* **Task directions**
Please restate each entry that follows word for word.

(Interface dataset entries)
****
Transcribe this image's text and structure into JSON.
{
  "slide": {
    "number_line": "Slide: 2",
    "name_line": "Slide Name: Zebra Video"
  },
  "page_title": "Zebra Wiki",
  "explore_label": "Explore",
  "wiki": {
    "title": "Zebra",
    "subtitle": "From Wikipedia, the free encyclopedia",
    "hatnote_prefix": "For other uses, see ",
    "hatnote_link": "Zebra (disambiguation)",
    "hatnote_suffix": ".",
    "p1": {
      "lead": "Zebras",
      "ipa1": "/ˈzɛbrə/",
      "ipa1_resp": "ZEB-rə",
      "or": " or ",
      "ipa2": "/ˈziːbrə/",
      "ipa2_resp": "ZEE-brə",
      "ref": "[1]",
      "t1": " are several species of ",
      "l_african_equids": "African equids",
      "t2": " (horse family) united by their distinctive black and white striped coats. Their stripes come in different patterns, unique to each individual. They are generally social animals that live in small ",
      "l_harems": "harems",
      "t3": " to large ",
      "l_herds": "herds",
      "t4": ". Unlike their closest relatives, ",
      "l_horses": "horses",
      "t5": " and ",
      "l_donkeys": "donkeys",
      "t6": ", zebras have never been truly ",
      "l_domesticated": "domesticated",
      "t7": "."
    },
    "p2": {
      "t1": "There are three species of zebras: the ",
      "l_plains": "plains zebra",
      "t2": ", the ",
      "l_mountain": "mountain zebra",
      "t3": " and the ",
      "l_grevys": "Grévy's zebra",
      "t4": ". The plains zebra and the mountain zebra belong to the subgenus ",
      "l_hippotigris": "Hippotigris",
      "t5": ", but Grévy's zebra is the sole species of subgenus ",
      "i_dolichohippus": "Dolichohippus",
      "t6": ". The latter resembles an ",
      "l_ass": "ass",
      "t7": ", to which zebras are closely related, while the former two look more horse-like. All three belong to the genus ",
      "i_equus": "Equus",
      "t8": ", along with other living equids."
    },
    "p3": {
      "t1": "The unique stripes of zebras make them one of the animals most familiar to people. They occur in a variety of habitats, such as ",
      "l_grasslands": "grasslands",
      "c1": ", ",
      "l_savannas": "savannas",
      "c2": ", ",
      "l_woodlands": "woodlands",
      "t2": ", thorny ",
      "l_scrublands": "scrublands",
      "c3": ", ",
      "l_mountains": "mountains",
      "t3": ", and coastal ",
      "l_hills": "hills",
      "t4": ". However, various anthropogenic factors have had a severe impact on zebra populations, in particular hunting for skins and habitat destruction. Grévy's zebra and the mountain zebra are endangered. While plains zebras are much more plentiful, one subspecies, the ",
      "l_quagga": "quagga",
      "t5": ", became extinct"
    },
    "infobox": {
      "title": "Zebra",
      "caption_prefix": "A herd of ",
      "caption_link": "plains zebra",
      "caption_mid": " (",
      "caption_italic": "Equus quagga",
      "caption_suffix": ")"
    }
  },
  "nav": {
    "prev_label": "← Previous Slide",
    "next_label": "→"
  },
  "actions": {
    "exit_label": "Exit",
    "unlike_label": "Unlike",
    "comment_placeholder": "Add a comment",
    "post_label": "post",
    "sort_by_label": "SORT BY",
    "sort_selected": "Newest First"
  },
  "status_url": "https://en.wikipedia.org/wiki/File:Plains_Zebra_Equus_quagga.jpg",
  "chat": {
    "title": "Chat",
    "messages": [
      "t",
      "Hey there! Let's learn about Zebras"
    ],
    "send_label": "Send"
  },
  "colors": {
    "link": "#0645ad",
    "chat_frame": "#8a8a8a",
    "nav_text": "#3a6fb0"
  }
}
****
* **Task solution**
Transcribe this image's text and structure into JSON.
{
  "slide": {
    "number_line": "Slide: 2",
    "name_line": "Slide Name: Zebra Video"
  },
  "page_title": "Zebra Wiki",
  "explore_label": "Explore",
  "wiki": {
    "title": "Zebra",
    "subtitle": "From Wikipedia, the free encyclopedia",
    "hatnote_prefix": "For other uses, see ",
    "hatnote_link": "Zebra (disambiguation)",
    "hatnote_suffix": ".",
    "p1": {
      "lead": "Zebras",
      "ipa1": "/ˈzɛbrə/",
      "ipa1_resp": "ZEB-rə",
      "or": " or ",
      "ipa2": "/ˈziːbrə/",
      "ipa2_resp": "ZEE-brə",
      "ref": "[1]",
      "t1": " are several species of ",
      "l_african_equids": "African equids",
      "t2": " (horse family) united by their distinctive black and white striped coats. Their stripes come in different patterns, unique to each individual. They are generally social animals that live in small ",
      "l_harems": "harems",
      "t3": " to large ",
      "l_herds": "herds",
      "t4": ". Unlike their closest relatives, ",
      "l_horses": "horses",
      "t5": " and ",
      "l_donkeys": "donkeys",
      "t6": ", zebras have never been truly ",
      "l_domesticated": "domesticated",
      "t7": "."
    },
    "p2": {
      "t1": "There are three species of zebras: the ",
      "l_plains": "plains zebra",
      "t2": ", the ",
      "l_mountain": "mountain zebra",
      "t3": " and the ",
      "l_grevys": "Grévy's zebra",
      "t4": ". The plains zebra and the mountain zebra belong to the subgenus ",
      "l_hippotigris": "Hippotigris",
      "t5": ", but Grévy's zebra is the sole species of subgenus ",
      "i_dolichohippus": "Dolichohippus",
      "t6": ". The latter resembles an ",
      "l_ass": "ass",
      "t7": ", to which zebras are closely related, while the former two look more horse-like. All three belong to the genus ",
      "i_equus": "Equus",
      "t8": ", along with other living equids."
    },
    "p3": {
      "t1": "The unique stripes of zebras make them one of the animals most familiar to people. They occur in a variety of habitats, such as ",
      "l_grasslands": "grasslands",
      "c1": ", ",
      "l_savannas": "savannas",
      "c2": ", ",
      "l_woodlands": "woodlands",
      "t2": ", thorny ",
      "l_scrublands": "scrublands",
      "c3": ", ",
      "l_mountains": "mountains",
      "t3": ", and coastal ",
      "l_hills": "hills",
      "t4": ". However, various anthropogenic factors have had a severe impact on zebra populations, in particular hunting for skins and habitat destruction. Grévy's zebra and the mountain zebra are endangered. While plains zebras are much more plentiful, one subspecies, the ",
      "l_quagga": "quagga",
      "t5": ", became extinct"
    },
    "infobox": {
      "title": "Zebra",
      "caption_prefix": "A herd of ",
      "caption_link": "plains zebra",
      "caption_mid": " (",
      "caption_italic": "Equus quagga",
      "caption_suffix": ")"
    }
  },
  "nav": {
    "prev_label": "← Previous Slide",
    "next_label": "→"
  },
  "actions": {
    "exit_label": "Exit",
    "unlike_label": "Unlike",
    "comment_placeholder": "Add a comment",
    "post_label": "post",
    "sort_by_label": "SORT BY",
    "sort_selected": "Newest First"
  },
  "status_url": "https://en.wikipedia.org/wiki/File:Plains_Zebra_Equus_quagga.jpg",
  "chat": {
    "title": "Chat",
    "messages": [
      "t",
      "Hey there! Let's learn about Zebras"
    ],
    "send_label": "Send"
  },
  "colors": {
    "link": "#0645ad",
    "chat_frame": "#8a8a8a",
    "nav_text": "#3a6fb0"
  }
}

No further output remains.